*** Materials provided ***
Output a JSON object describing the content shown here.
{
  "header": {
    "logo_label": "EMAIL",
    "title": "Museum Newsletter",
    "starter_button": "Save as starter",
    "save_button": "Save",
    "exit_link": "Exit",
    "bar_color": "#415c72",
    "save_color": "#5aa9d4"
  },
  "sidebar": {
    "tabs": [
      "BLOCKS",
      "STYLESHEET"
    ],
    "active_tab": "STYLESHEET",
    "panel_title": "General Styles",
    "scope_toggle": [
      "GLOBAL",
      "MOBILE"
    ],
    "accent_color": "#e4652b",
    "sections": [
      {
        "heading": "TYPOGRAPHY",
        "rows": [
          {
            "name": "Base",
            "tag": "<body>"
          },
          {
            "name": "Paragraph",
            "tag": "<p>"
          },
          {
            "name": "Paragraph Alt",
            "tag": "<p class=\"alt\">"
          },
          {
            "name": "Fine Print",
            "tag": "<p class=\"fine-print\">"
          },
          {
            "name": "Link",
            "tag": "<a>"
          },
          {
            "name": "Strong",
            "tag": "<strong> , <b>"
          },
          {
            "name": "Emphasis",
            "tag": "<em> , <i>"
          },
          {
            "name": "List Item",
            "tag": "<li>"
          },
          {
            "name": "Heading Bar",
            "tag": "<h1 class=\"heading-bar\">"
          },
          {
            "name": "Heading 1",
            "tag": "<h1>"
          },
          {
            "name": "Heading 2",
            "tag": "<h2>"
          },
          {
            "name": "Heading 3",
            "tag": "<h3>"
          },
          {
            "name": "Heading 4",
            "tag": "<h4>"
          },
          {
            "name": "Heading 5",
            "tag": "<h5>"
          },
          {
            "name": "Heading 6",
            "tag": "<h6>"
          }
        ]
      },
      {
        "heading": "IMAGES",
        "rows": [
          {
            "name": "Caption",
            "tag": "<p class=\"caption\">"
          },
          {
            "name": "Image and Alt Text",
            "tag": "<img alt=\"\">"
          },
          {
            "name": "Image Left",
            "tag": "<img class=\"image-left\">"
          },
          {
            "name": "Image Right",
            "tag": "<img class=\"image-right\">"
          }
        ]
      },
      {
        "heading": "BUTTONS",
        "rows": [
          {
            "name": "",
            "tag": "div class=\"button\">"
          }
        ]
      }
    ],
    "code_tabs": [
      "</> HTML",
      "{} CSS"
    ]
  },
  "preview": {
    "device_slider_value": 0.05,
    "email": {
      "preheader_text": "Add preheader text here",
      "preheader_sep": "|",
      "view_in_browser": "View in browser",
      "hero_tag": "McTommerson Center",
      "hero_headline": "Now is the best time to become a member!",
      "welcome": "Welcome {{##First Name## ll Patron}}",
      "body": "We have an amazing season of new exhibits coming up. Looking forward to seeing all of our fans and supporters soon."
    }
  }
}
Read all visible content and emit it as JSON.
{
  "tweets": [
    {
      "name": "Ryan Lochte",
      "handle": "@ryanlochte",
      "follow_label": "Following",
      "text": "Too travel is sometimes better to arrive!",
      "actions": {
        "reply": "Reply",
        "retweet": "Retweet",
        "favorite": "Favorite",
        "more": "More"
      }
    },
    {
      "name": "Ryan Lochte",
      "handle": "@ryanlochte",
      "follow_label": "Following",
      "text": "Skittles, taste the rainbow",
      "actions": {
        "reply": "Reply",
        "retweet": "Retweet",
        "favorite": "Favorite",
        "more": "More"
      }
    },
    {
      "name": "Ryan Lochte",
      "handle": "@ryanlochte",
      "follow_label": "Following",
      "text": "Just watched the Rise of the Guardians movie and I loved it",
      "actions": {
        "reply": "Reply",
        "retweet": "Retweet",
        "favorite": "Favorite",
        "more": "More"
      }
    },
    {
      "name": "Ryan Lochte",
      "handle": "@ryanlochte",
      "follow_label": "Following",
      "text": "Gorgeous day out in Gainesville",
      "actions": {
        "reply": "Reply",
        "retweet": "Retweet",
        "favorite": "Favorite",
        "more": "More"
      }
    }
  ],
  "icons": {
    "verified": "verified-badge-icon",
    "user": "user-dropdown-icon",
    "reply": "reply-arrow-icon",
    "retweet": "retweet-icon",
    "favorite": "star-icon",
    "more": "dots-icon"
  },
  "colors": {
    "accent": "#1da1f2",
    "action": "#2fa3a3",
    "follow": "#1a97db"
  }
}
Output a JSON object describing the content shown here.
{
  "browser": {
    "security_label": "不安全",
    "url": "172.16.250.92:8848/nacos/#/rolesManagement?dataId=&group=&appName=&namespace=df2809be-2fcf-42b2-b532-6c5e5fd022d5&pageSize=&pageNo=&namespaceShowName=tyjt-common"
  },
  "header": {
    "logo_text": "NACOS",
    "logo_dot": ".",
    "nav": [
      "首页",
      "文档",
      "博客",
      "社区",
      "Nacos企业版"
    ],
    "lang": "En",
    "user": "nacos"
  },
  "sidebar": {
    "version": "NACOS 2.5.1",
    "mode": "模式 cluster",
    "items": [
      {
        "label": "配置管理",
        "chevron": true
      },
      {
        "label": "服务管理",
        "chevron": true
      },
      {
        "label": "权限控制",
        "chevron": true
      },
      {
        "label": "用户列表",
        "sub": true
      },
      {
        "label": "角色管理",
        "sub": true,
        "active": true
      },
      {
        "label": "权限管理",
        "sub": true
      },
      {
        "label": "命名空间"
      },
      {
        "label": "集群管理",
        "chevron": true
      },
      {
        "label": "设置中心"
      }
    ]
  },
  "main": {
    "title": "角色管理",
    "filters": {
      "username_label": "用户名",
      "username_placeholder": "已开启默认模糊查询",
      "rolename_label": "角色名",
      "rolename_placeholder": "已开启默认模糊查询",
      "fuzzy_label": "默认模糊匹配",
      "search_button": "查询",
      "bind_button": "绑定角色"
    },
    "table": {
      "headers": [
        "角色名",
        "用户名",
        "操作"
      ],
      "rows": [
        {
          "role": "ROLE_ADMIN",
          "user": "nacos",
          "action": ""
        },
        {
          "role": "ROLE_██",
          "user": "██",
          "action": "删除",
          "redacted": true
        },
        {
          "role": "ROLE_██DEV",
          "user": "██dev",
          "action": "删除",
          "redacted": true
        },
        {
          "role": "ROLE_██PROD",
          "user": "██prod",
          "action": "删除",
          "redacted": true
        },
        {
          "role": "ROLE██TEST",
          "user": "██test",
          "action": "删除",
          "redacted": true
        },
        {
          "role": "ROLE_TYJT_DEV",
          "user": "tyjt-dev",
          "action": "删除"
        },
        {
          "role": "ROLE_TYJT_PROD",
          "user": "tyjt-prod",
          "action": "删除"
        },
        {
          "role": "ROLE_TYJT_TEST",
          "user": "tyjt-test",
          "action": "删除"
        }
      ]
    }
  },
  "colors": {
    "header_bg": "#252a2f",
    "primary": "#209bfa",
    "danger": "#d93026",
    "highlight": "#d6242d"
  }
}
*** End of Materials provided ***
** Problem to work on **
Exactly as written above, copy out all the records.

** Answer space **
Output a JSON object describing the content shown here.
{
  "header": {
    "logo_label": "EMAIL",
    "title": "Museum Newsletter",
    "starter_button": "Save as starter",
    "save_button": "Save",
    "exit_link": "Exit",
    "bar_color": "#415c72",
    "save_color": "#5aa9d4"
  },
  "sidebar": {
    "tabs": [
      "BLOCKS",
      "STYLESHEET"
    ],
    "active_tab": "STYLESHEET",
    "panel_title": "General Styles",
    "scope_toggle": [
      "GLOBAL",
      "MOBILE"
    ],
    "accent_color": "#e4652b",
    "sections": [
      {
        "heading": "TYPOGRAPHY",
        "rows": [
          {
            "name": "Base",
            "tag": "<body>"
          },
          {
            "name": "Paragraph",
            "tag": "<p>"
          },
          {
            "name": "Paragraph Alt",
            "tag": "<p class=\"alt\">"
          },
          {
            "name": "Fine Print",
            "tag": "<p class=\"fine-print\">"
          },
          {
            "name": "Link",
            "tag": "<a>"
          },
          {
            "name": "Strong",
            "tag": "<strong> , <b>"
          },
          {
            "name": "Emphasis",
            "tag": "<em> , <i>"
          },
          {
            "name": "List Item",
            "tag": "<li>"
          },
          {
            "name": "Heading Bar",
            "tag": "<h1 class=\"heading-bar\">"
          },
          {
            "name": "Heading 1",
            "tag": "<h1>"
          },
          {
            "name": "Heading 2",
            "tag": "<h2>"
          },
          {
            "name": "Heading 3",
            "tag": "<h3>"
          },
          {
            "name": "Heading 4",
            "tag": "<h4>"
          },
          {
            "name": "Heading 5",
            "tag": "<h5>"
          },
          {
            "name": "Heading 6",
            "tag": "<h6>"
          }
        ]
      },
      {
        "heading": "IMAGES",
        "rows": [
          {
            "name": "Caption",
            "tag": "<p class=\"caption\">"
          },
          {
            "name": "Image and Alt Text",
            "tag": "<img alt=\"\">"
          },
          {
            "name": "Image Left",
            "tag": "<img class=\"image-left\">"
          },
          {
            "name": "Image Right",
            "tag": "<img class=\"image-right\">"
          }
        ]
      },
      {
        "heading": "BUTTONS",
        "rows": [
          {
            "name": "",
            "tag": "div class=\"button\">"
          }
        ]
      }
    ],
    "code_tabs": [
      "</> HTML",
      "{} CSS"
    ]
  },
  "preview": {
    "device_slider_value": 0.05,
    "email": {
      "preheader_text": "Add preheader text here",
      "preheader_sep": "|",
      "view_in_browser": "View in browser",
      "hero_tag": "McTommerson Center",
      "hero_headline": "Now is the best time to become a member!",
      "welcome": "Welcome {{##First Name## ll Patron}}",
      "body": "We have an amazing season of new exhibits coming up. Looking forward to seeing all of our fans and supporters soon."
    }
  }
}
Read all visible content and emit it as JSON.
{
  "tweets": [
    {
      "name": "Ryan Lochte",
      "handle": "@ryanlochte",
      "follow_label": "Following",
      "text": "Too travel is sometimes better to arrive!",
      "actions": {
        "reply": "Reply",
        "retweet": "Retweet",
        "favorite": "Favorite",
        "more": "More"
      }
    },
    {
      "name": "Ryan Lochte",
      "handle": "@ryanlochte",
      "follow_label": "Following",
      "text": "Skittles, taste the rainbow",
      "actions": {
        "reply": "Reply",
        "retweet": "Retweet",
        "favorite": "Favorite",
        "more": "More"
      }
    },
    {
      "name": "Ryan Lochte",
      "handle": "@ryanlochte",
      "follow_label": "Following",
      "text": "Just watched the Rise of the Guardians movie and I loved it",
      "actions": {
        "reply": "Reply",
        "retweet": "Retweet",
        "favorite": "Favorite",
        "more": "More"
      }
    },
    {
      "name": "Ryan Lochte",
      "handle": "@ryanlochte",
      "follow_label": "Following",
      "text": "Gorgeous day out in Gainesville",
      "actions": {
        "reply": "Reply",
        "retweet": "Retweet",
        "favorite": "Favorite",
        "more": "More"
      }
    }
  ],
  "icons": {
    "verified": "verified-badge-icon",
    "user": "user-dropdown-icon",
    "reply": "reply-arrow-icon",
    "retweet": "retweet-icon",
    "favorite": "star-icon",
    "more": "dots-icon"
  },
  "colors": {
    "accent": "#1da1f2",
    "action": "#2fa3a3",
    "follow": "#1a97db"
  }
}
Output a JSON object describing the content shown here.
{
  "browser": {
    "security_label": "不安全",
    "url": "172.16.250.92:8848/nacos/#/rolesManagement?dataId=&group=&appName=&namespace=df2809be-2fcf-42b2-b532-6c5e5fd022d5&pageSize=&pageNo=&namespaceShowName=tyjt-common"
  },
  "header": {
    "logo_text": "NACOS",
    "logo_dot": ".",
    "nav": [
      "首页",
      "文档",
      "博客",
      "社区",
      "Nacos企业版"
    ],
    "lang": "En",
    "user": "nacos"
  },
  "sidebar": {
    "version": "NACOS 2.5.1",
    "mode": "模式 cluster",
    "items": [
      {
        "label": "配置管理",
        "chevron": true
      },
      {
        "label": "服务管理",
        "chevron": true
      },
      {
        "label": "权限控制",
        "chevron": true
      },
      {
        "label": "用户列表",
        "sub": true
      },
      {
        "label": "角色管理",
        "sub": true,
        "active": true
      },
      {
        "label": "权限管理",
        "sub": true
      },
      {
        "label": "命名空间"
      },
      {
        "label": "集群管理",
        "chevron": true
      },
      {
        "label": "设置中心"
      }
    ]
  },
  "main": {
    "title": "角色管理",
    "filters": {
      "username_label": "用户名",
      "username_placeholder": "已开启默认模糊查询",
      "rolename_label": "角色名",
      "rolename_placeholder": "已开启默认模糊查询",
      "fuzzy_label": "默认模糊匹配",
      "search_button": "查询",
      "bind_button": "绑定角色"
    },
    "table": {
      "headers": [
        "角色名",
        "用户名",
        "操作"
      ],
      "rows": [
        {
          "role": "ROLE_ADMIN",
          "user": "nacos",
          "action": ""
        },
        {
          "role": "ROLE_██",
          "user": "██",
          "action": "删除",
          "redacted": true
        },
        {
          "role": "ROLE_██DEV",
          "user": "██dev",
          "action": "删除",
          "redacted": true
        },
        {
          "role": "ROLE_██PROD",
          "user": "██prod",
          "action": "删除",
          "redacted": true
        },
        {
          "role": "ROLE██TEST",
          "user": "██test",
          "action": "删除",
          "redacted": true
        },
        {
          "role": "ROLE_TYJT_DEV",
          "user": "tyjt-dev",
          "action": "删除"
        },
        {
          "role": "ROLE_TYJT_PROD",
          "user": "tyjt-prod",
          "action": "删除"
        },
        {
          "role": "ROLE_TYJT_TEST",
          "user": "tyjt-test",
          "action": "删除"
        }
      ]
    }
  },
  "colors": {
    "header_bg": "#252a2f",
    "primary": "#209bfa",
    "danger": "#d93026",
    "highlight": "#d6242d"
  }
}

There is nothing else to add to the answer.